In truth, she was so much more than that. Her life story also offers an impressive detail of her battles against the male-dominated Italy society of that era. All these centuries later we are continuing to discover more works from her career, normally from paintings that we were already aware of, but simply had wrongly attributed them elsewhere.
Bathsheba, as the story goes, is spotted whilst taking a bath with her maids and wooed into infidelity. Artemisia chooses to depict her in a different manner to how other artists have tackled this subject, focusing on her calm reflection rather than some of the sordid details of what is about to occur.
She is exposed around her top half, as she plays with her long, red hair. A thick item of clothing is wrapped around her lower half, at least sparing some of her modesty. Her legs and feet are being dried by a maid, whilst Bathsheba herself holds a silver comb. There is additionally a silver basin in the bottom left corner, with some architectural features in the background.
In an alternative version we find the balcony contains another key element of this story, but in this work it is hard to discern much detail from the background, because of how dark parts of it have become, at least in the images of it that remain today. It is hard to know whether the artwork has darkened over time, or simply is in need of better photographs of it.

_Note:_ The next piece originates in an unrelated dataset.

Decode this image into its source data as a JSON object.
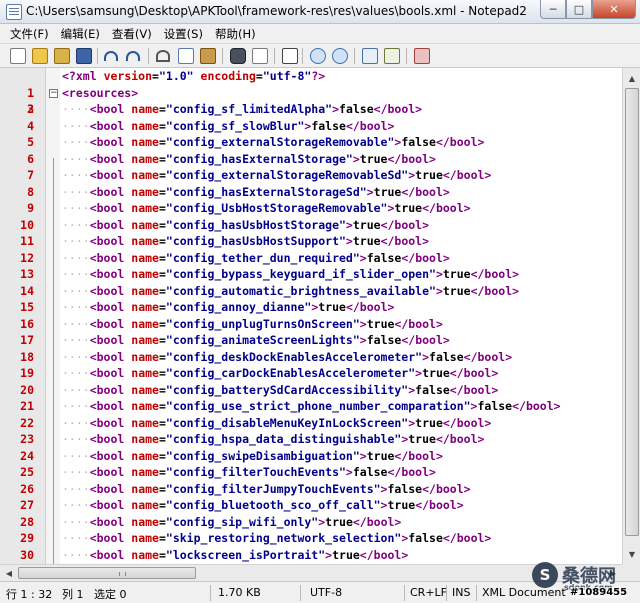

This painting has mainly existed within Germany for the past few centuries, and can be traced back to the 19th century. It recently came up for sale in London and passed into another private collection. It achieved a sale price of around £600,000, and this reflects the increased market interest in this artist's work, although she remains less valuable than the works of her father - this may not be the case in the future, however.
Size and Medium
Artemisia Gentileschi's Bathsheba at her Bath from 1637-1638 measures 204.5 cm in height by 155.5 cm in width. It is believed to reside today within a private collection in Germany and was purchased at auction in 2014 at Sotheby's London.
The piece was, naturally, completed using oils on canvas, as was the artist's preferred method throughout her career and entirely in line with the wider Baroque movement. Interest in this artist's career has grown considerably in recent years, leading to many items coming up for sale at auction in order to take advantage of the increased valuations that applies to paintings attributed to Artemisia Gentileschi.
Large Image of Bathsheba at her Bath
We have included a larger image of the original work below, though the contrast on this photograph is not ideal. Some of Gentileschi's lesser known artworks have yet to be documented as thoroughly as others in her oeuvre, but this is likely to improve in later years as her reputation continues to enjoy something of a Renaissance within art history circles, as well as the wider general public.
Bathsheba at her Bath